With numerous side missions, riddles and collectibles hidden all over the map, there is always something to do in this game. The amount of villains you face is excellent, not to mention the different tactics you’re forced to use to take them out. The fight with Mr. Freeze is a prime example of that. I also had no problem playing a few levels as Catwoman. Her attitude and mannerisms were captured perfectly and added just another element to an already fantastic game.
My first memory of Bioshock was watching over my friend’s shoulder as his character was trying to fight off a massive opponent in an old-style diving suit & mask and I couldn’t help but wonder: what IS this game and why aren’t I playing it??
For me, what set this game apart was the setting and the environments. And the story. And the gameplay.
Alright, everything about this game was awesome.
Every level is filled with beautiful and intricate detail, and I remember thinking (at the time) that it was the best digital rendering of water I had ever seen. The time period which this game takes place is absolutely perfect, the voice acting was phenomenal, and the journey your character takes throughout the course of the game as he gains abilities (most of which were far out) and weapons & upgrades is exciting. Bioshock 2 was basically a retread of the original, and while Bioshock: Infinite was a piece of art in its own right (taking the concept to the clouds), for me the original Bioshock will be something I’ll never forget.
I enjoyed Mass Effect 2 more than its predecessor for a few reasons:
1) the search for resources was accomplished by scanning planets as opposed to sending down a shuttle and having to drive around to look for elements (something I found rather time consuming)
2) there seemed to be less time standing in elevators
3) the new characters introduced (mainly Legion and Thane Krios.)
Also, 2 didn’t have the much-maligned ending that 3 possessed. I had never been much of a role playing game guy until the Mass Effect series. I usually find having to manage all your resources and weapons/equipment etc. annoying, but somehow under the guise of science fiction, Mass Effect clicked with me. In ME2 the optional missions became more intense, and the soundtrack picked up right where it left off in 1, which was fantastic in its own right.
I will admit this is the only Saints Row game I’ve played in the series, (and perhaps I’m missing out on something better in other installments) but I can truly say I have never laughed out loud more with any other game I’ve ever played (regardless of console) than Saints Row The Third.
Taking the “sandbox” style that made the Grand Theft Auto series so popular and going WAY overboard with characters and concepts (to a point of lunacy) SR3 is nothing short of pure fun. Perhaps what got me the most is one of the more simpler ideas: character customization. The amount of options available to create your character is quite extensive and really lets you go overboard. Another nice touch was the extreme variety in music. Depending on the class of vehicle you entered, a different radio station would accompany it. Whether it be hip-hop, heavy metal or classical, the music was a great accent to the game. Even some of the banter the host DJ’s had was hysterical.

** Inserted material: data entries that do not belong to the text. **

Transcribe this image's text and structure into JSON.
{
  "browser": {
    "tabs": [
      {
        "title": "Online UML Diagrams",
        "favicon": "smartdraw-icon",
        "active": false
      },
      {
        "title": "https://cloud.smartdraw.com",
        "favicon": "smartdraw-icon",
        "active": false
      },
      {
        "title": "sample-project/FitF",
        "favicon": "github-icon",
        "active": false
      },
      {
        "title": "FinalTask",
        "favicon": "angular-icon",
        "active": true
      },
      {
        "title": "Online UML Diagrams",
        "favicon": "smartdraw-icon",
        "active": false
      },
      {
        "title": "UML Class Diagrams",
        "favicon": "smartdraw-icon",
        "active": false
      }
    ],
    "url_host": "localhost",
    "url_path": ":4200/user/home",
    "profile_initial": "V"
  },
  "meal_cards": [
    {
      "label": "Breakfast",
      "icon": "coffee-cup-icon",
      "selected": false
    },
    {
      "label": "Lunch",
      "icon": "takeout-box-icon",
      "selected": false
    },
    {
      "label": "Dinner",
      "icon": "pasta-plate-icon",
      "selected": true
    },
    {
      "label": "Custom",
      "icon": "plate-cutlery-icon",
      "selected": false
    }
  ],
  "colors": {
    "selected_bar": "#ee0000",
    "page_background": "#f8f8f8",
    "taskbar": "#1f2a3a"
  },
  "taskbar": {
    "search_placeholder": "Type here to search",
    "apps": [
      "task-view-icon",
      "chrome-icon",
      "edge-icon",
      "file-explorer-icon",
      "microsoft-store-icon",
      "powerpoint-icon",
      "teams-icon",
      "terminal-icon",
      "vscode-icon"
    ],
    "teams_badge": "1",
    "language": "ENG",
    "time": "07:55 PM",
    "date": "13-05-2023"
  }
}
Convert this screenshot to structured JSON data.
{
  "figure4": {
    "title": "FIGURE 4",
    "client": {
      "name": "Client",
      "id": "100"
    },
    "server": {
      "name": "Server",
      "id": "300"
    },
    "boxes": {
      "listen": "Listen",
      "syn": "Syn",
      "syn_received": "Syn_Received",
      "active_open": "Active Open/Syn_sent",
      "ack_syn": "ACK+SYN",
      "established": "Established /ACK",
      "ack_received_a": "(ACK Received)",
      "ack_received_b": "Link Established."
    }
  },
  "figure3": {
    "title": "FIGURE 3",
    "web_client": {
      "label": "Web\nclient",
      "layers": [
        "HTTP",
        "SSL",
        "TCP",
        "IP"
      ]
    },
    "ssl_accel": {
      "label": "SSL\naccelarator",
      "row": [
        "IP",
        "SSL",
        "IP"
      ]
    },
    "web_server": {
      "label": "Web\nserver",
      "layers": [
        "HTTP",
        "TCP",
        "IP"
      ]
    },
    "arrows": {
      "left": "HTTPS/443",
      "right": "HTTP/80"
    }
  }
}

While not the most thought-provoking plot but chalk full of outlandish activities (Insurance Fraud – throwing yourself in front of moving vehicles to incur the most damage to yourself under a time limit to make money) Saints Row The Third will always be a favorite.